Ingredients Durum-wheat flour, salt, and water, and today also eggs, oil, or lard.
How Made The flour is sifted with a pinch of salt onto a wooden board and kneaded long and vigorously until a firm, smooth dough forms. The dough is left to rest, then divided into little loaves whose size depends on the housewife’s skill and strength. A hole is made in the center of each loaf and, with oiled hands, the loaf is pulled and stretched into a long loop—as long as the length of the maker’s arms permits. The loop is folded over twice to form a sort of skein of four threads, which is folded again and again, with the threads of pasta becoming thinner and thinner. They are dusted with flour from a sieve every so often to keep them from sticking. The skein is then opened and cut at two equally spaced points to make spaghetti, which are separated, dusted with flour, and left to dry. They are boiled in plenty of salted water.
Also Known As Manatelle, manare, and tratti. In Abruzzo, they are called maccheroni alla molenara.
How Served As pastasciutta, with traditional local sauces.
Where Found Abruzzo and Basilicata, where they are typical of Potenza, especially around Vaglio di Basilicata.
Remarks This very unusual pasta, whose method of preparation somewhat resembles that of the shtridhëlat of the Arbëreshë community of San Paolo Albanese, used to be made in the flour mills. It was tedious work, and only the strong arms of the millers managed to make skeins of very thin threads. In fact, it survives only in Vaglio di Basilicata, where it reportedly originated. The sauce, also used for other homemade pastas, is a meat ragù with ’ntruppicc, a finely diced mix of lamb and pork.
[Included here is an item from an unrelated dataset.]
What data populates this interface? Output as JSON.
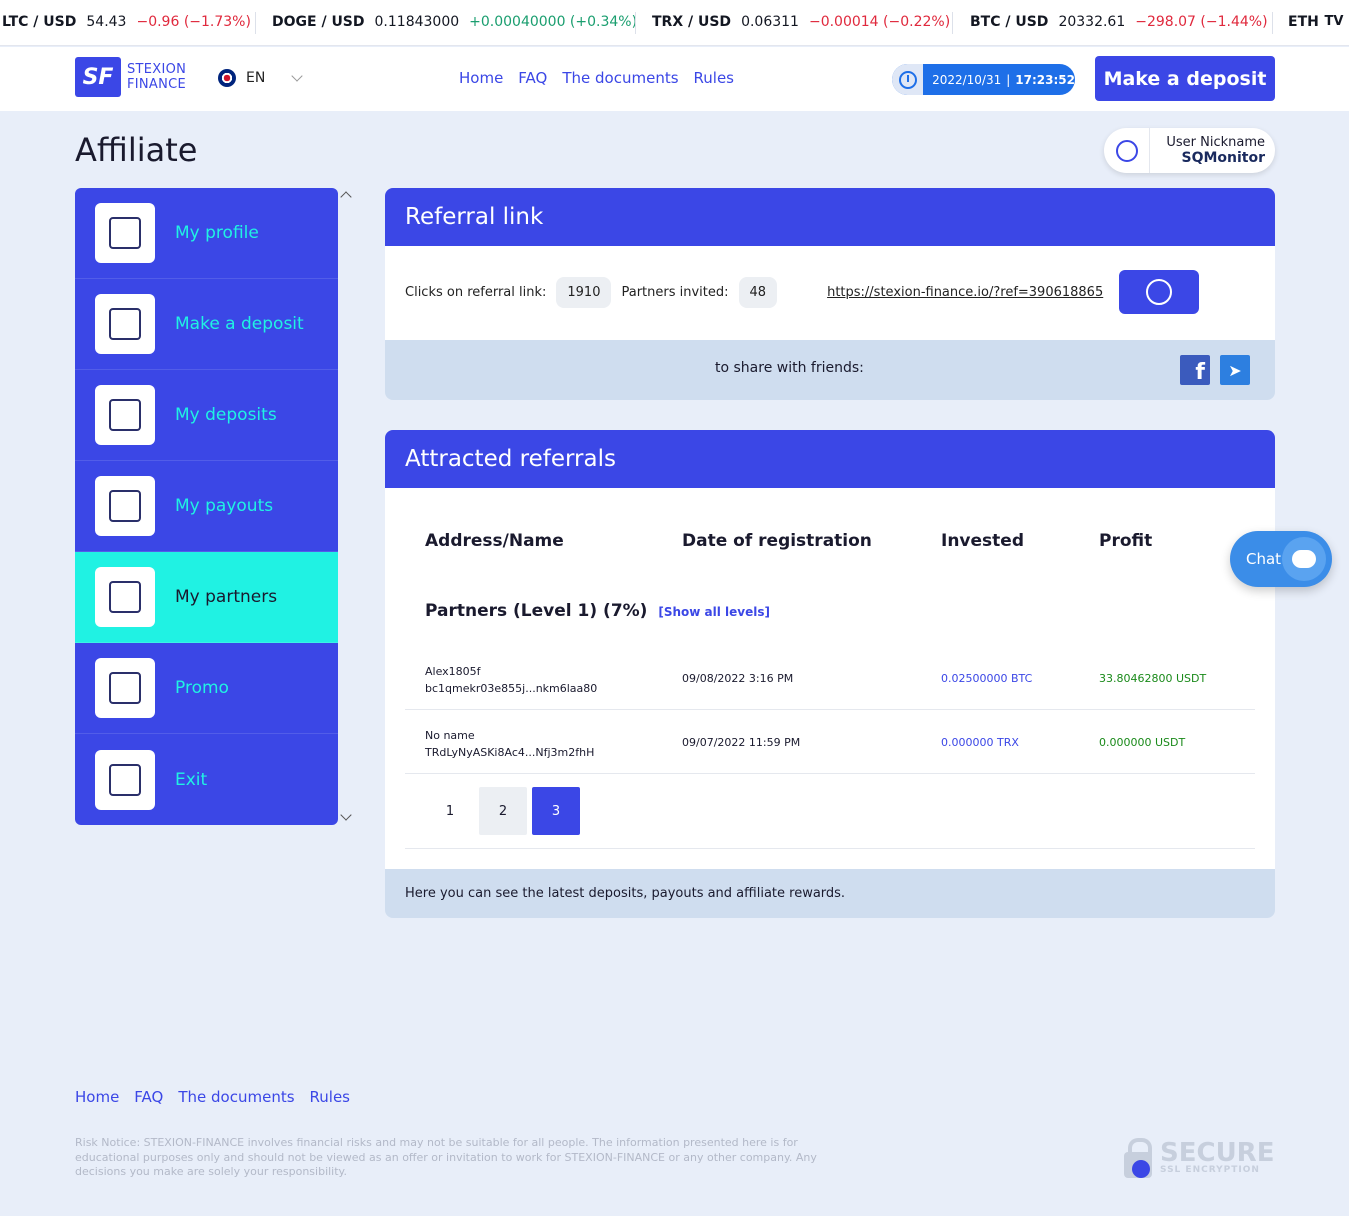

At the table, diners add their own crumbled chili or a drop of santo (olive oil in which hot chili has macerated).
In Abruzzo, this pasta has been known since the Middle Ages, having been introduced, according to local tradition, in the twelfth century by the soldiers following Roger the Norman, in conquest of the region.